On April 27, the U.S. Department of Energy’s (DOE) Acting Assistant Secretary for Fossil Energy (ASFE) Dr. Jennifer Wilcox gave the keynote address at the National Coal Council 2021 Spring Annual Meeting. Her topic was FE’s plan to decarbonize the energy sector. She described how coal communities will benefit from the transition to a decarbonized energy sector, and she highlighted ongoing and potential DOE-funded studies that could benefit coal communities.
“I have an extensive background in CCS [carbon capture and storage] and other carbon mitigation and removal technologies, as well as an understanding of the pathways that DOE and the Office of Fossil Energy have helped pioneer,” said Acting ASFE Wilcox, who served on the National Coal Council from 2015–2016. “I am honored to add my expertise and commitment to FE’s mission to address climate change and the global climate crisis.”
Acting ASFE Wilcox highlighted the Biden-Harris Administration’s goal of achieving net-zero carbon emissions by 2050, emphasizing the important role the coal community will play in the transition to a clean energy economy through research, development and deployment of advanced CCS technologies.
“The good news is that we have made some progress on CCS over the past decade,” said Acting ASFE Wilcox. “To date, DOE-funded projects have stored over 23 million tons of captured CO2. And currently, the Phase 3 projects funded under our CarbonSAFE initiative are beginning development and deployment.
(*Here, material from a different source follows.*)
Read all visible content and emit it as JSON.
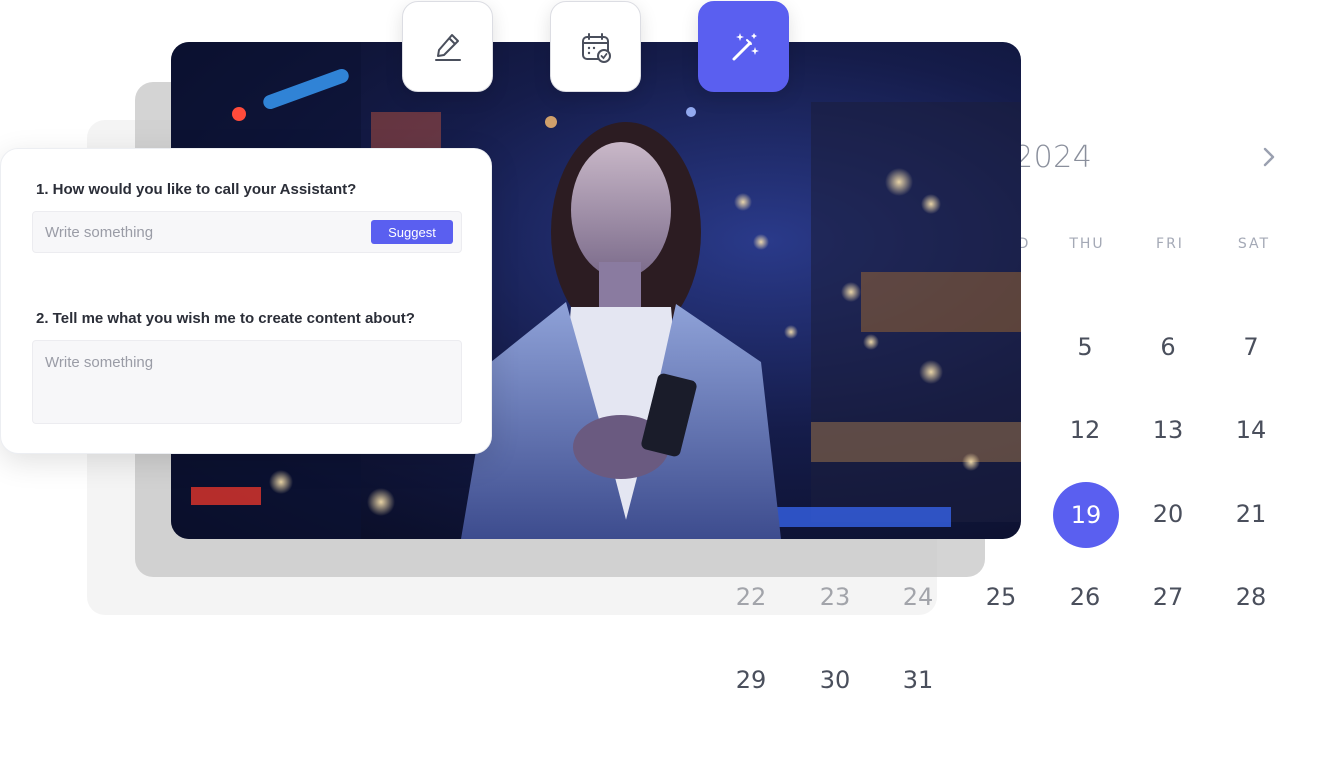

When completed, these projects will have characterized sites for storage of at least 50 million tons of CO2 and received permits to begin well construction.”
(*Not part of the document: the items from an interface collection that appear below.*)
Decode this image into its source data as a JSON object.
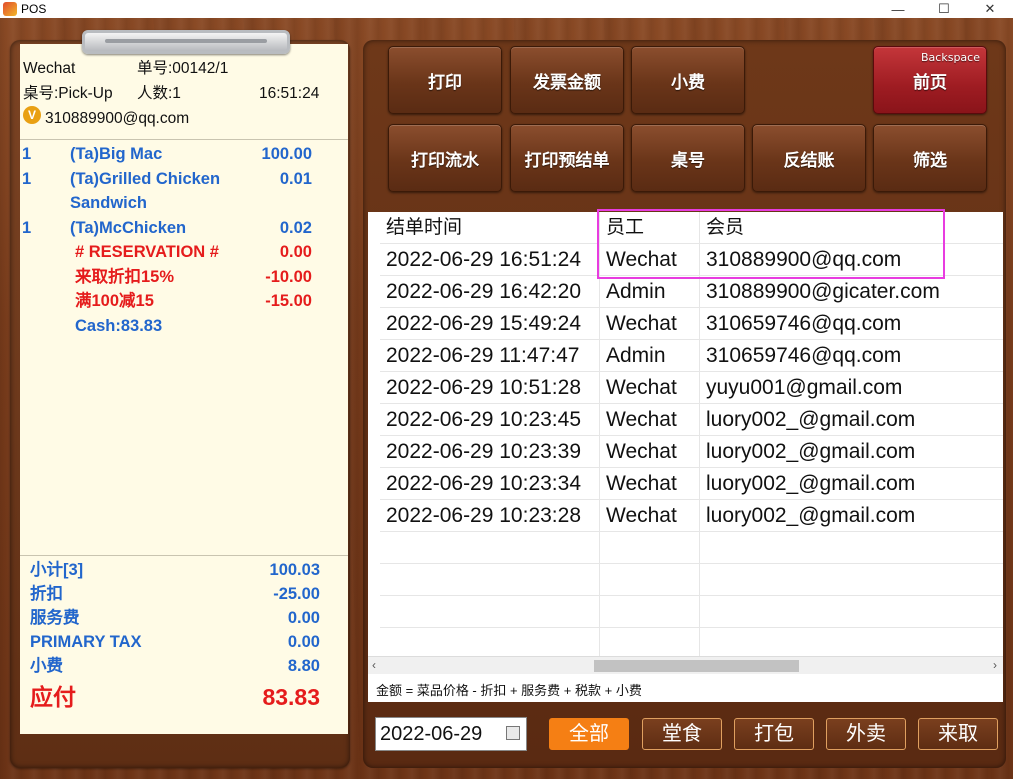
{
  "window": {
    "title": "POS",
    "minimize": "—",
    "maximize": "☐",
    "close": "✕"
  },
  "receipt": {
    "employee": "Wechat",
    "order_no": "单号:00142/1",
    "table": "桌号:Pick-Up",
    "guests": "人数:1",
    "time": "16:51:24",
    "member_badge": "V",
    "member": "310889900@qq.com",
    "items": [
      {
        "qty": "1",
        "name": "(Ta)Big Mac",
        "price": "100.00"
      },
      {
        "qty": "1",
        "name": "(Ta)Grilled Chicken",
        "price": "0.01"
      },
      {
        "qty": "",
        "name": "Sandwich",
        "price": ""
      },
      {
        "qty": "1",
        "name": "(Ta)McChicken",
        "price": "0.02"
      },
      {
        "qty": "",
        "name": "# RESERVATION #",
        "price": "0.00"
      },
      {
        "qty": "",
        "name": "来取折扣15%",
        "price": "-10.00"
      },
      {
        "qty": "",
        "name": "满100减15",
        "price": "-15.00"
      },
      {
        "qty": "",
        "name": "Cash:83.83",
        "price": ""
      }
    ],
    "totals": [
      {
        "label": "小计[3]",
        "value": "100.03"
      },
      {
        "label": "折扣",
        "value": "-25.00"
      },
      {
        "label": "服务费",
        "value": "0.00"
      },
      {
        "label": "PRIMARY TAX",
        "value": "0.00"
      },
      {
        "label": "小费",
        "value": "8.80"
      }
    ],
    "due_label": "应付",
    "due_value": "83.83"
  },
  "buttons": {
    "print": "打印",
    "invoice_amount": "发票金额",
    "tip": "小费",
    "prev_page": "前页",
    "prev_page_key": "Backspace",
    "print_journal": "打印流水",
    "print_pre_bill": "打印预结单",
    "table_no": "桌号",
    "reverse_checkout": "反结账",
    "filter": "筛选"
  },
  "table": {
    "headers": [
      "结单时间",
      "员工",
      "会员"
    ],
    "rows": [
      [
        "2022-06-29 16:51:24",
        "Wechat",
        "310889900@qq.com"
      ],
      [
        "2022-06-29 16:42:20",
        "Admin",
        "310889900@gicater.com"
      ],
      [
        "2022-06-29 15:49:24",
        "Wechat",
        "310659746@qq.com"
      ],
      [
        "2022-06-29 11:47:47",
        "Admin",
        "310659746@qq.com"
      ],
      [
        "2022-06-29 10:51:28",
        "Wechat",
        "yuyu001@gmail.com"
      ],
      [
        "2022-06-29 10:23:45",
        "Wechat",
        "luory002_@gmail.com"
      ],
      [
        "2022-06-29 10:23:39",
        "Wechat",
        "luory002_@gmail.com"
      ],
      [
        "2022-06-29 10:23:34",
        "Wechat",
        "luory002_@gmail.com"
      ],
      [
        "2022-06-29 10:23:28",
        "Wechat",
        "luory002_@gmail.com"
      ]
    ],
    "formula": "金额 = 菜品价格 - 折扣 + 服务费 + 税款 + 小费",
    "scroll_left": "‹",
    "scroll_right": "›"
  },
  "filters": {
    "date": "2022-06-29",
    "all": "全部",
    "dine_in": "堂食",
    "takeaway": "打包",
    "delivery": "外卖",
    "pickup": "来取"
  },
  "colors": {
    "highlight": "#e83ce0",
    "active_filter": "#f57f14",
    "item_blue": "#2266cc",
    "item_red": "#e51c1c"
  }
}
In addition, Dr. Wilcox discussed the Biden-Harris Administration’s commitment to developing domestic sources for critical minerals (CMs). FE has been at the forefront of this work, supporting research, development and demonstration of critical minerals, including rare earth elements (REEs) and carbon ore. And Dr. Wilcox highlighted FE’s recently announced funding opportunity announcement for the creation of products using waste coal as a feedstock.
“The use of coal waste in additive manufacturing and graphite production aligns with the goals of the Biden-Harris Administration, to expand and develop existing and new environmentally stable uses for coal waste, and to deploy these technologies in economically distressed power plant and coal communities,” said Dr. Wilcox.
At the NCC meeting, Dr. Wilcox addressed much of the research and development work the Department is doing with carbon removal technologies. Visit FE’s website to learn more.